My Aunt Joyce
My Grandma Corinne
Grandma Corinne was my step-grandma, but I still hope her spirit and genes morphed to me somehow. She lived to be just shy of 100 - died, I think, about four months before that birthday. Yet, she was always cognizant of what was going on around her. She was fully engaged in the life of her family. Yes, she needed help with stuff -- I used to take her shopping and had to help her in the dressing room at stores and write her checks for her -- but she knew what she wanted. She was also active at the care facility she lived in -- when I was home, Grandma Corinne would invite me to come over for "senior citizen aerobics." Seriously! No, it wasn't what you might think aerobics are, but hell, she still did them. More exercise than I was getting at the time...
My Great Aunt Prudence

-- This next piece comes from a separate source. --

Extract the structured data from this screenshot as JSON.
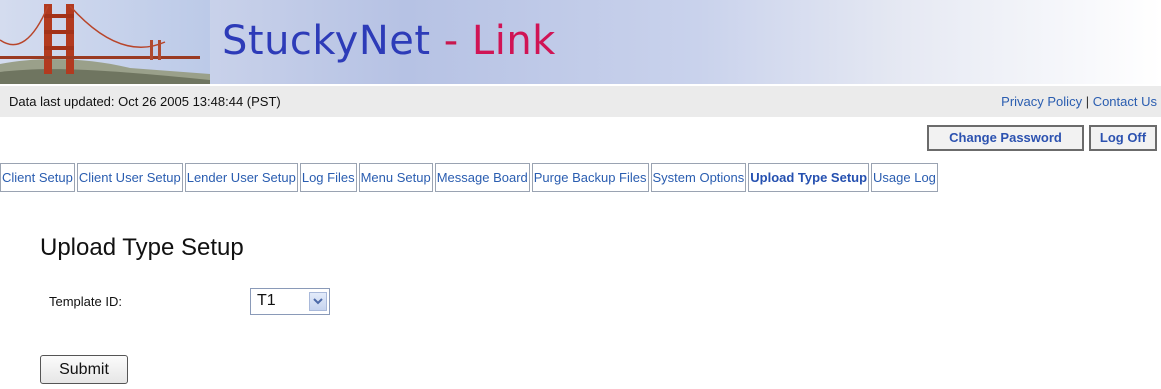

Aunt Prudence was my mom's aunt -- she lived most of her life in Arizona - moving there from the Midwest. Like Grandma Corinne, she lived to be just shy of 100. I didn't see much of her -- in fact, very little of her, but she would write back when I wrote her letters -- which was huge for a youngster who liked to write. Even though I didn't have a lot of one-on-one contact with her -- some of my cousins did. One of my favorite photos of her was taken at the nursing home she lived in toward the end of her life -- she was playing cards and her nails were polished, make-up on and a smile on her face. I should note here that she came from my grandfather's side of the family -- the non-Alzheimer's side. However, seems to be her brain served her well, even when though it went through the normal senior aging.
My neighbor, Dorothy
Technically she is not my neighbor anymore, but I grew up in the house next to hers, where she lived with her daughter and husband. My dad and stepmom still live next door to her. Dorothy was the librarian at my high school. As a huge book lover, the library seemed like the perfect job to me. I remember working in the library as a student -- not for pay, but just to work there. Loved it. Remember Marian the Librarian from "The Music Man?" That's Dorothy. I would have horrendously overdue books, but Dorothy would sneak home a book for me to read if I needed it for class, and then sneak it back. She's 90 now -- still sharp. It's a joy to go see her when I am home.
I will think of others in my life, both men and women, who have made a difference for me and illustrate how to make the most of your life in the time you have. This is just a start.